M Ward’s album of Billie Holiday covers, Think of Spring, does away with the strings and brass of the originals and forces them through a solitary guitar. The album is intimate, as Ward’s always are, and that is borne out of the singer-songwriter’s decision to use a minimal amount of textures and studio manipulation. Think of Spring is a love letter to Holiday’s 1958 LP Lady In Satin but also to just sitting down with a guitar, playing and singing.

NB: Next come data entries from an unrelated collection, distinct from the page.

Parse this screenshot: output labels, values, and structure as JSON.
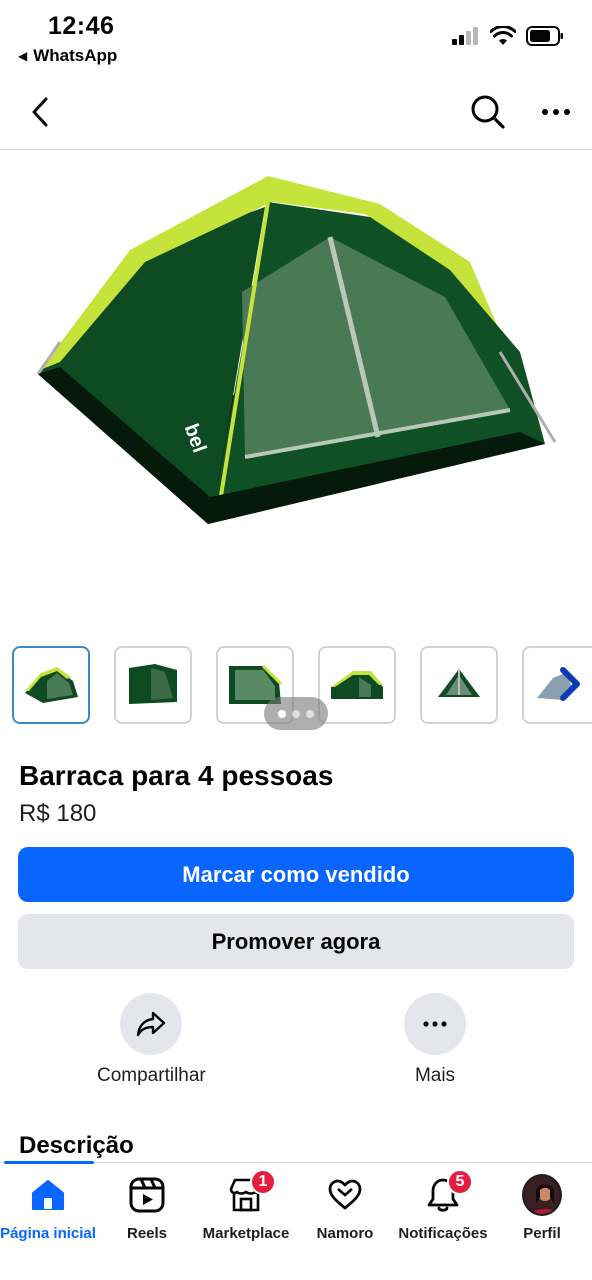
{
  "status_bar": {
    "time": "12:46",
    "back_app": "WhatsApp"
  },
  "nav": {
    "back_icon": "chevron-left-icon",
    "search_icon": "search-icon",
    "more_icon": "more-horizontal-icon"
  },
  "product": {
    "title": "Barraca para 4 pessoas",
    "price": "R$ 180",
    "image_logo": "bel",
    "thumbnails_count": 6
  },
  "buttons": {
    "primary_label": "Marcar como vendido",
    "secondary_label": "Promover agora"
  },
  "actions": {
    "share_label": "Compartilhar",
    "more_label": "Mais"
  },
  "sections": {
    "description_heading": "Descrição"
  },
  "tabs": [
    {
      "label": "Página inicial",
      "icon": "home-icon",
      "active": true
    },
    {
      "label": "Reels",
      "icon": "reels-icon"
    },
    {
      "label": "Marketplace",
      "icon": "marketplace-icon",
      "badge": "1"
    },
    {
      "label": "Namoro",
      "icon": "heart-icon"
    },
    {
      "label": "Notificações",
      "icon": "bell-icon",
      "badge": "5"
    },
    {
      "label": "Perfil",
      "icon": "avatar"
    }
  ],
  "colors": {
    "primary": "#0866ff",
    "secondary_bg": "#e4e6eb",
    "badge": "#e41e3f",
    "tent_green": "#0f4a1e",
    "tent_yellow": "#c8e63a"
  }
}
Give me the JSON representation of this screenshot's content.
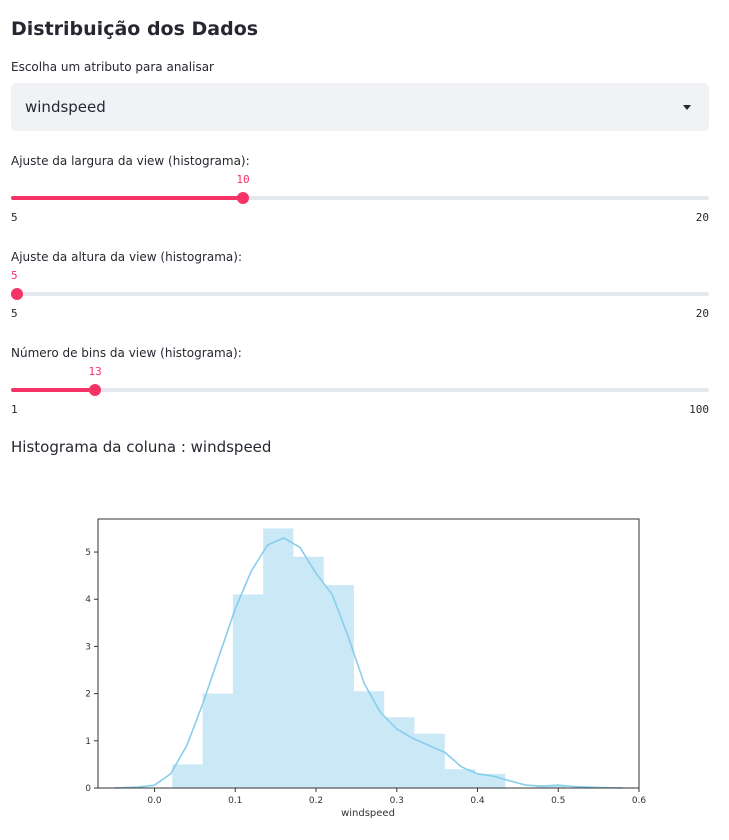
{
  "header": {
    "title": "Distribuição dos Dados"
  },
  "attribute_select": {
    "label": "Escolha um atributo para analisar",
    "value": "windspeed",
    "caret_icon": "chevron-down-icon"
  },
  "sliders": [
    {
      "label": "Ajuste da largura da view (histograma):",
      "value": "10",
      "min": "5",
      "max": "20",
      "fraction": 0.333
    },
    {
      "label": "Ajuste da altura da view (histograma):",
      "value": "5",
      "min": "5",
      "max": "20",
      "fraction": 0.0
    },
    {
      "label": "Número de bins da view (histograma):",
      "value": "13",
      "min": "1",
      "max": "100",
      "fraction": 0.121
    }
  ],
  "histogram": {
    "subheader": "Histograma da coluna : windspeed"
  },
  "colors": {
    "accent": "#f63366",
    "bars": "#a8d8f0",
    "kde": "#87ceeb"
  },
  "chart_data": {
    "type": "bar",
    "xlabel": "windspeed",
    "ylabel": "",
    "xlim": [
      -0.07,
      0.6
    ],
    "ylim": [
      0,
      5.7
    ],
    "xticks": [
      "0.0",
      "0.1",
      "0.2",
      "0.3",
      "0.4",
      "0.5",
      "0.6"
    ],
    "xtick_values": [
      0.0,
      0.1,
      0.2,
      0.3,
      0.4,
      0.5,
      0.6
    ],
    "yticks": [
      "0",
      "1",
      "2",
      "3",
      "4",
      "5"
    ],
    "ytick_values": [
      0,
      1,
      2,
      3,
      4,
      5
    ],
    "bin_edges": [
      0.022,
      0.0595,
      0.097,
      0.1345,
      0.172,
      0.2095,
      0.247,
      0.2845,
      0.322,
      0.3595,
      0.397,
      0.4345,
      0.472,
      0.5095
    ],
    "values": [
      0.5,
      2.0,
      4.1,
      5.5,
      4.9,
      4.3,
      2.05,
      1.5,
      1.15,
      0.4,
      0.3,
      0.0,
      0.05
    ],
    "kde": {
      "x": [
        -0.05,
        -0.02,
        0.0,
        0.02,
        0.04,
        0.06,
        0.08,
        0.1,
        0.12,
        0.14,
        0.16,
        0.18,
        0.2,
        0.22,
        0.24,
        0.26,
        0.28,
        0.3,
        0.32,
        0.34,
        0.36,
        0.38,
        0.4,
        0.42,
        0.44,
        0.46,
        0.48,
        0.5,
        0.52,
        0.55,
        0.58
      ],
      "y": [
        0.0,
        0.02,
        0.06,
        0.3,
        0.9,
        1.8,
        2.8,
        3.8,
        4.6,
        5.15,
        5.3,
        5.1,
        4.55,
        4.1,
        3.2,
        2.2,
        1.6,
        1.25,
        1.05,
        0.9,
        0.75,
        0.45,
        0.3,
        0.25,
        0.15,
        0.06,
        0.04,
        0.06,
        0.03,
        0.01,
        0.0
      ]
    }
  }
}
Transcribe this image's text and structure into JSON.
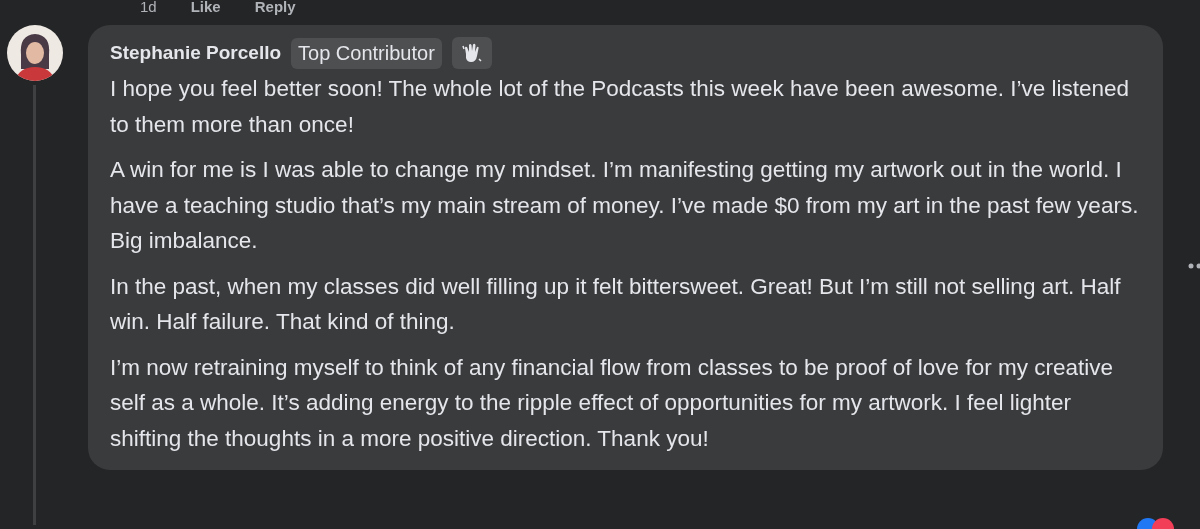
{
  "previous_actions": [
    {
      "label": "1d"
    },
    {
      "label": "Like"
    },
    {
      "label": "Reply"
    }
  ],
  "comment": {
    "author": "Stephanie Porcello",
    "badge": "Top Contributor",
    "paragraphs": [
      "I hope you feel better soon! The whole lot of the Podcasts this week have been awesome. I’ve listened to them more than once!",
      "A win for me is I was able to change my mindset. I’m manifesting getting my artwork out in the world. I have a teaching studio that’s my main stream of money. I’ve made $0 from my art in the past few years. Big imbalance.",
      "In the past, when my classes did well filling up it felt bittersweet. Great! But I’m still not selling art. Half win. Half failure. That kind of thing.",
      "I’m now retraining myself to think of any financial flow from classes to be proof of love for my creative self as a whole. It’s adding energy to the ripple effect of opportunities for my artwork. I feel lighter shifting the thoughts in a more positive direction. Thank you!"
    ]
  }
}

Ward confesses himself that Holiday was a muse to him, saying he first heard her voice, which he describes as “some other-world thing floating there on this strange mournful ocean of strings”, around 20 years ago across a San Francisco mall. From that moment, Ward was “hooked for life” and it is obvious this is a pet-project. Here, Ward leaves the compositions and lyrics well alone but instead plays around with guitar tunings (apparently ‘For Heaven’s Sake’ is in an Open B…) all the time stretching the limits of what one man and a guitar can do. Occasionally, he over-stretches and the songs become a tad turgid. But mostly they are engrossing homages to the originals.
Released towards the end of an incredible year, Think of Spring is a soothing presence. And even more salving is the fact that proceeds of this record will benefit various charities (specifically, Inner-City Arts, DonorsChoose and the Black Lives Fund).

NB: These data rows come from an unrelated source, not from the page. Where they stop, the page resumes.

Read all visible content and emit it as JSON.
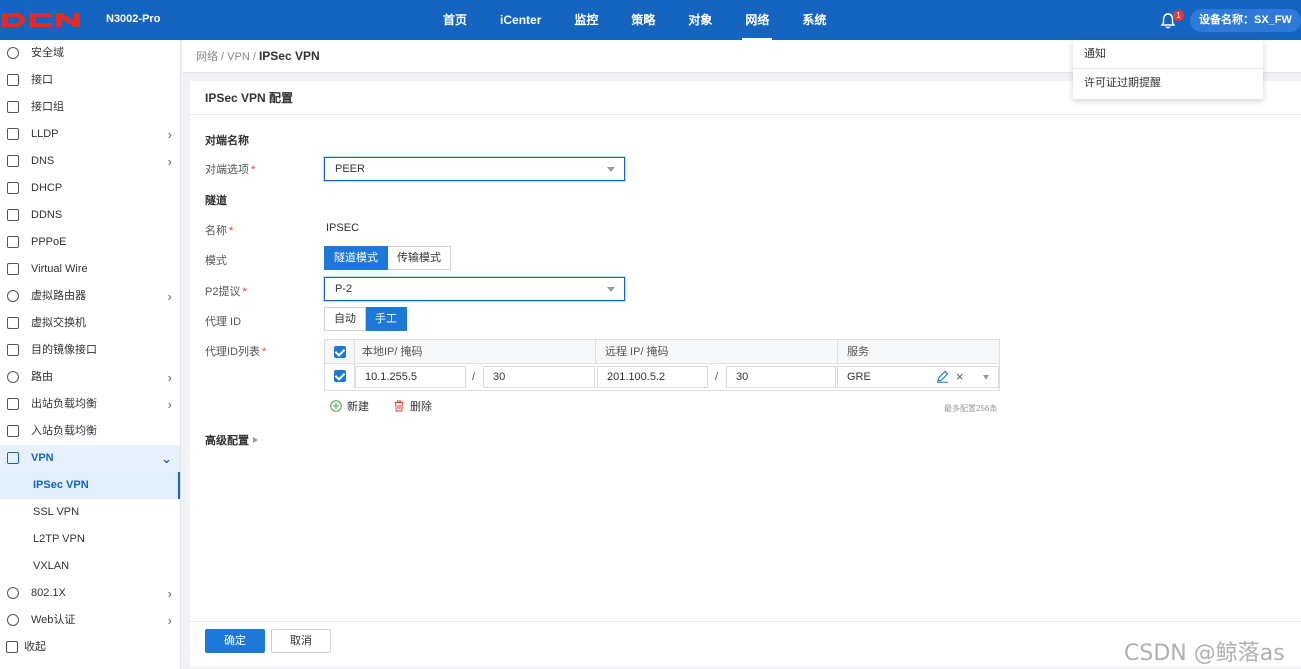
{
  "header": {
    "logo_text": "DCN",
    "model": "N3002-Pro",
    "nav": [
      {
        "label": "首页"
      },
      {
        "label": "iCenter"
      },
      {
        "label": "监控"
      },
      {
        "label": "策略"
      },
      {
        "label": "对象"
      },
      {
        "label": "网络",
        "active": true
      },
      {
        "label": "系统"
      }
    ],
    "notification_count": "1",
    "device_label": "设备名称：SX_FW"
  },
  "notifications": {
    "items": [
      "通知",
      "许可证过期提醒"
    ]
  },
  "sidebar": {
    "items": [
      {
        "label": "安全域",
        "icon": "target-icon"
      },
      {
        "label": "接口",
        "icon": "interface-icon"
      },
      {
        "label": "接口组",
        "icon": "interface-group-icon"
      },
      {
        "label": "LLDP",
        "icon": "lldp-icon",
        "chevron": "›"
      },
      {
        "label": "DNS",
        "icon": "dns-icon",
        "chevron": "›"
      },
      {
        "label": "DHCP",
        "icon": "dhcp-icon"
      },
      {
        "label": "DDNS",
        "icon": "ddns-icon"
      },
      {
        "label": "PPPoE",
        "icon": "pppoe-icon"
      },
      {
        "label": "Virtual Wire",
        "icon": "virtual-wire-icon"
      },
      {
        "label": "虚拟路由器",
        "icon": "virtual-router-icon",
        "chevron": "›"
      },
      {
        "label": "虚拟交换机",
        "icon": "virtual-switch-icon"
      },
      {
        "label": "目的镜像接口",
        "icon": "mirror-icon"
      },
      {
        "label": "路由",
        "icon": "route-icon",
        "chevron": "›"
      },
      {
        "label": "出站负载均衡",
        "icon": "outbound-lb-icon",
        "chevron": "›"
      },
      {
        "label": "入站负载均衡",
        "icon": "inbound-lb-icon"
      },
      {
        "label": "VPN",
        "icon": "vpn-icon",
        "chevron": "⌄",
        "open": true
      },
      {
        "label": "IPSec VPN",
        "sub": true,
        "active": true
      },
      {
        "label": "SSL VPN",
        "sub": true
      },
      {
        "label": "L2TP VPN",
        "sub": true
      },
      {
        "label": "VXLAN",
        "sub": true
      },
      {
        "label": "802.1X",
        "icon": "wifi-icon",
        "chevron": "›"
      },
      {
        "label": "Web认证",
        "icon": "web-auth-icon",
        "chevron": "›"
      }
    ],
    "collapse_label": "收起"
  },
  "breadcrumb": {
    "path": "网络 / VPN / ",
    "current": "IPSec VPN"
  },
  "panel": {
    "title": "IPSec VPN 配置",
    "peer_section": "对端名称",
    "peer_option_label": "对端选项",
    "peer_option_value": "PEER",
    "tunnel_section": "隧道",
    "name_label": "名称",
    "name_value": "IPSEC",
    "mode_label": "模式",
    "mode_options": [
      "隧道模式",
      "传输模式"
    ],
    "p2_label": "P2提议",
    "p2_value": "P-2",
    "proxy_id_label": "代理 ID",
    "proxy_id_options": [
      "自动",
      "手工"
    ],
    "proxy_list_label": "代理ID列表",
    "table": {
      "headers": [
        "本地IP/ 掩码",
        "远程 IP/ 掩码",
        "服务"
      ],
      "rows": [
        {
          "local_ip": "10.1.255.5",
          "local_mask": "30",
          "remote_ip": "201.100.5.2",
          "remote_mask": "30",
          "service": "GRE"
        }
      ],
      "slash": "/"
    },
    "add_label": "新建",
    "delete_label": "删除",
    "max_note": "最多配置256条",
    "advanced_label": "高级配置",
    "confirm_label": "确定",
    "cancel_label": "取消"
  },
  "watermark": "CSDN @鲸落as",
  "colors": {
    "brand": "#1565c0",
    "accent": "#1e78d7",
    "danger": "#e53935"
  }
}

However, the trouble with M Ward covering Billie Holiday is that he isn’t Billie Holiday. Nobody is. And so, these versions (whilst pleasant and inventive) are lacking something. Listening back to Holiday’s recordings, the things that make the songs great are her rasping voice and her presence, not the song’s themselves.
These are covers that are nice, if not life-changing. In short, these are covers that drive you back to the originals. If Ward’s intention was to bring attention to the brilliance of Holiday’s music, he has certainly done that, but it may be at his own cost.